We in Plaid Cymru support the principle of affording exporters in Wales the opportunity to further their trade with the USA. It is the largest destination for Welsh exports outside the EU and involves 23.7% of all trade, which naturally leads to the question of whether there is actually a problem to solve with the proposed trade deal. Certainly, we would support any deal that was of mutual benefit and in the Welsh national interest, and we would want guarantees that SMEs are genuinely afforded entry into the market with the chance to create more jobs and grow the economy. For example, exports from local farmers in Carmarthenshire could benefit from a favourable deal. Indeed, the Farmers Union of Wales is very encouraged by TTIP.
However, Plaid Cymru would be opposed to any deal that ended up favouring big corporations and allowed the further hollowing out of industrial sectors of the Welsh economy. We also have grave concerns about the proposed EU-US trade deal as it currently stands with regard to investor-state dispute settlement—I will talk a little more about that later in my remarks.
Much needs to be done to increase transparency in these negotiations. I am an avid follower of the Twitter account launched by the EU negotiating team, but much greater effort needs to be made by the EU and member states to explain and inform people about the TTIP. Economists at the Munich-based Ifo Institute found that a trade deal would lead to a 13.4% increase in US income per head in real terms over the long term, but an average rise of only 5% among the EU 27, now 28—we in Wales welcome our friends in Croatia to the EU table.

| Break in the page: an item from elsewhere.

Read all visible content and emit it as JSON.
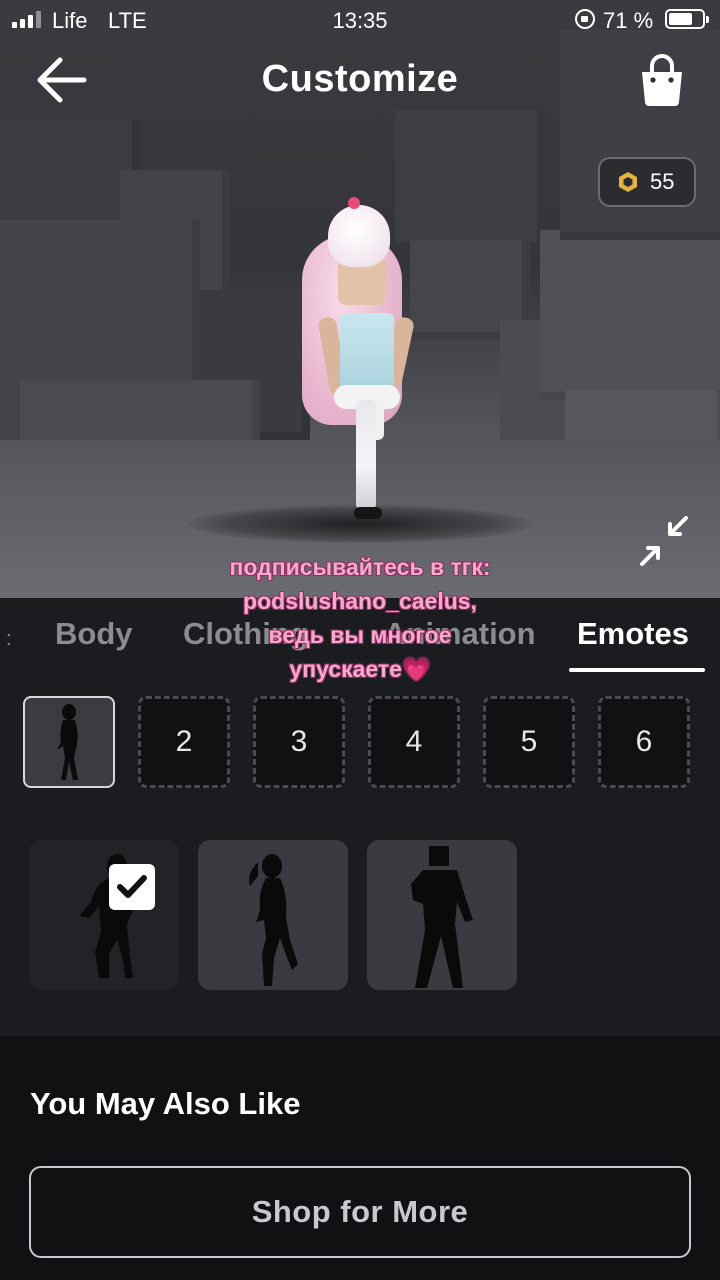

The figures assume that the US and EU agree on a deal that would lower transatlantic tariffs, and harmonise and ease regulations in many sectors that are often referred to as non-tariff barriers to trade. Trust in any trading partner is essential. That is why last year I read with great concern the revelations that the National Security Agency surveillance programmes had been spying on Governments in Europe, with the help of intelligence services in the UK. The spying revelations had the potential to derail the proposed deal, given the understandable outrage in some European capitals. I am amazed that there has not been more public outrage here, given the level of intrusion into private lives. I imagine that had any other foreign Government pursued such blanket intrusion, the UK Government would have armed the nukes. Their deafening silence about the NSA revelations indicates a worrying collusion aimed at sidestepping UK civil liberty protections. That is why it is incredibly important that, at every stage of the negotiations on any deal, there is full transparency and accountability, and that all groups are allowed input. This is a matter for all EU nations and regions, not just the leaders of a few select large and economically powerful states within it.

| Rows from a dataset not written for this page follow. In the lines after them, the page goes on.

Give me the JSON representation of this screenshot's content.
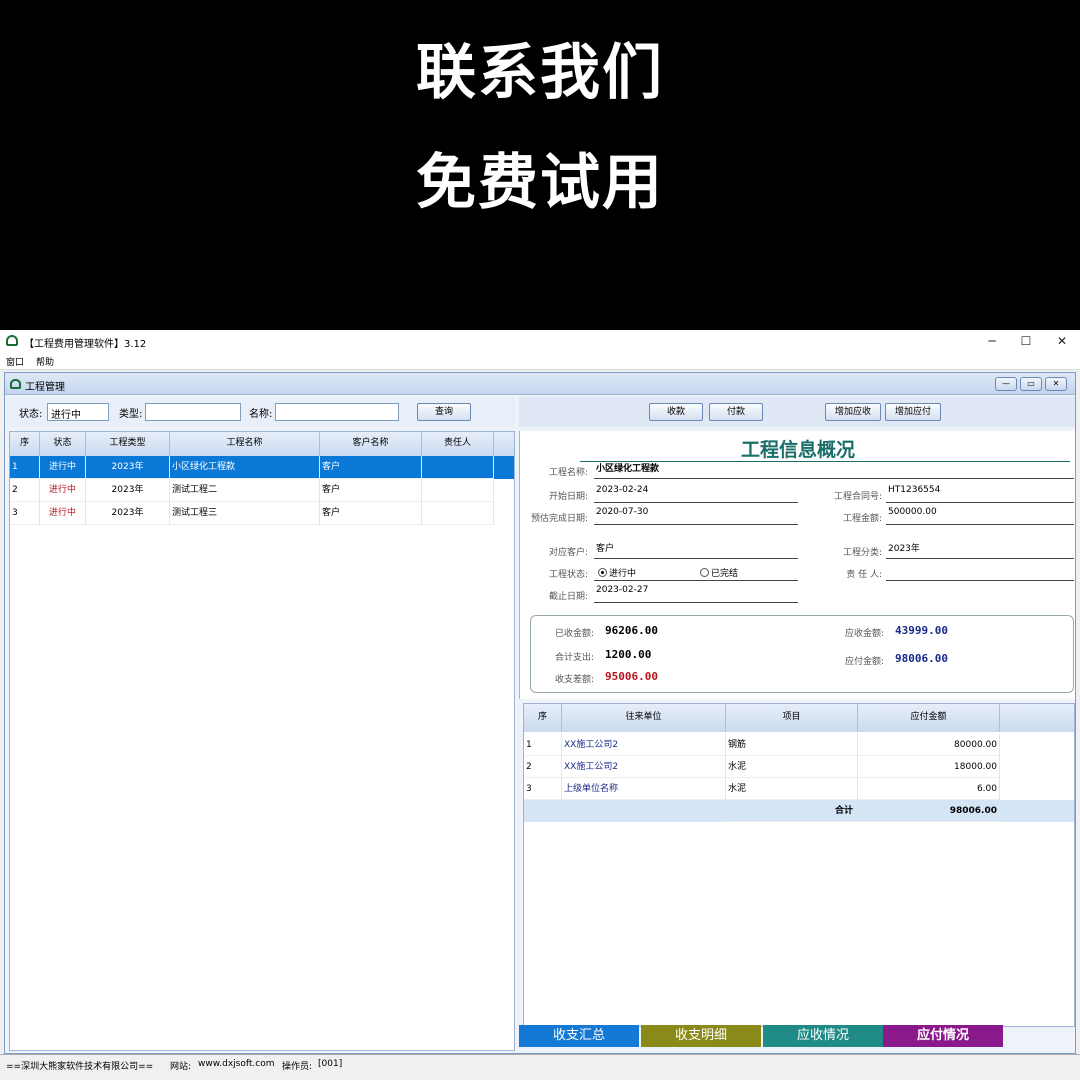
{
  "banner": {
    "line1": "联系我们",
    "line2": "免费试用"
  },
  "window": {
    "title": "【工程费用管理软件】3.12",
    "controls": {
      "minimize": "─",
      "maximize": "☐",
      "close": "✕"
    },
    "menu": [
      "窗口",
      "帮助"
    ]
  },
  "child": {
    "title": "工程管理",
    "controls": {
      "minimize": "—",
      "restore": "▭",
      "close": "✕"
    }
  },
  "filter": {
    "status_label": "状态:",
    "status_value": "进行中",
    "type_label": "类型:",
    "type_value": "",
    "name_label": "名称:",
    "name_value": "",
    "query_button": "查询"
  },
  "actions": {
    "receive": "收款",
    "pay": "付款",
    "add_receivable": "增加应收",
    "add_payable": "增加应付"
  },
  "project_table": {
    "columns": [
      "序",
      "状态",
      "工程类型",
      "工程名称",
      "客户名称",
      "责任人"
    ],
    "rows": [
      {
        "no": "1",
        "status": "进行中",
        "type": "2023年",
        "name": "小区绿化工程款",
        "client": "客户",
        "owner": ""
      },
      {
        "no": "2",
        "status": "进行中",
        "type": "2023年",
        "name": "测试工程二",
        "client": "客户",
        "owner": ""
      },
      {
        "no": "3",
        "status": "进行中",
        "type": "2023年",
        "name": "测试工程三",
        "client": "客户",
        "owner": ""
      }
    ]
  },
  "info": {
    "heading": "工程信息概况",
    "name_label": "工程名称:",
    "name": "小区绿化工程款",
    "start_label": "开始日期:",
    "start": "2023-02-24",
    "contract_label": "工程合同号:",
    "contract": "HT1236554",
    "expected_label": "预估完成日期:",
    "expected": "2020-07-30",
    "amount_label": "工程金额:",
    "amount": "500000.00",
    "client_label": "对应客户:",
    "client": "客户",
    "category_label": "工程分类:",
    "category": "2023年",
    "status_label": "工程状态:",
    "status_ongoing": "进行中",
    "status_done": "已完结",
    "owner_label": "责 任 人:",
    "owner": "",
    "deadline_label": "截止日期:",
    "deadline": "2023-02-27",
    "received_label": "已收金额:",
    "received": "96206.00",
    "receivable_label": "应收金额:",
    "receivable": "43999.00",
    "spent_label": "合计支出:",
    "spent": "1200.00",
    "payable_label": "应付金额:",
    "payable": "98006.00",
    "diff_label": "收支差额:",
    "diff": "95006.00"
  },
  "payable_table": {
    "columns": [
      "序",
      "往来单位",
      "项目",
      "应付金额"
    ],
    "rows": [
      {
        "no": "1",
        "unit": "XX施工公司2",
        "item": "钢筋",
        "amount": "80000.00"
      },
      {
        "no": "2",
        "unit": "XX施工公司2",
        "item": "水泥",
        "amount": "18000.00"
      },
      {
        "no": "3",
        "unit": "上级单位名称",
        "item": "水泥",
        "amount": "6.00"
      }
    ],
    "total_label": "合计",
    "total": "98006.00"
  },
  "tabs": [
    {
      "label": "收支汇总",
      "color": "#1479d4"
    },
    {
      "label": "收支明细",
      "color": "#8a8a1a"
    },
    {
      "label": "应收情况",
      "color": "#1f8a86"
    },
    {
      "label": "应付情况",
      "color": "#8a1a8c"
    }
  ],
  "status": {
    "company": "==深圳大熊家软件技术有限公司==",
    "website_label": "网站:",
    "website": "www.dxjsoft.com",
    "operator_label": "操作员:",
    "operator": "[001]"
  }
}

EU Trade Ministers agreed on a mandate for the European Commission to conduct negotiations with the USA on the TTIP. A lack of transparency in future negotiations is a major cause for concern, yet EU Governments insist on keeping the mandate confidential. The trumped-up excuse—that it is necessary for negotiations —does not stand up to analysis, as it will be available for the US to access. The mandate on the terms of any deal should be freely debated in the European Parliament and in European Parliaments, and not arrogantly assumed by the European Commission and state Governments.

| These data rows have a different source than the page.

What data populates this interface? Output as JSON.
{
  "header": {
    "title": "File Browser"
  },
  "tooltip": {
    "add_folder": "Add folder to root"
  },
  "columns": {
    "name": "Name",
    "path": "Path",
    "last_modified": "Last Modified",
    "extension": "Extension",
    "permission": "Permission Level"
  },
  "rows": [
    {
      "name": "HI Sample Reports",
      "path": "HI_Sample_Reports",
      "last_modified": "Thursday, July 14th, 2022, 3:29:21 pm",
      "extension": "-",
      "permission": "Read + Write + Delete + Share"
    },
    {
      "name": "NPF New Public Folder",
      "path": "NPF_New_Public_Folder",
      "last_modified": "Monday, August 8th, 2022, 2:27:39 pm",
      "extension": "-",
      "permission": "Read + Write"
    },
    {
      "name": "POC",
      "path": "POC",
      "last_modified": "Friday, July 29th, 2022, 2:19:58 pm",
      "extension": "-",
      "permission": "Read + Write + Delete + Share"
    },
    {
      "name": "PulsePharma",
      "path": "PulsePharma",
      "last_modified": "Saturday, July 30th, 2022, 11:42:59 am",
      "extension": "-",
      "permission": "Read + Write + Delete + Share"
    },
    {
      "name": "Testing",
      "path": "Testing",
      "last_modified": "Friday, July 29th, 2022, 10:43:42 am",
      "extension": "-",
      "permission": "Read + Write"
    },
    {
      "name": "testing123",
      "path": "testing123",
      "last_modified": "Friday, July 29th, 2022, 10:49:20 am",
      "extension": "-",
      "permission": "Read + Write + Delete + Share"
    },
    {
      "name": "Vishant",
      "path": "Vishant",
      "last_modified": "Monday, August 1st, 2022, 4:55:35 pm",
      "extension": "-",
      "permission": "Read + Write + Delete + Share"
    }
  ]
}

The French Government have apparently secured the exclusion of culture and audiovisual services from the mandate. There are still many risks that deserve the same attention. There are serious concerns that negotiations could lead to investor claims that threaten core EU standards and rules on the protection of public services— such as the NHS, which was raised earlier—intellectual property, food safety, GMO crops, and health and environmental standards.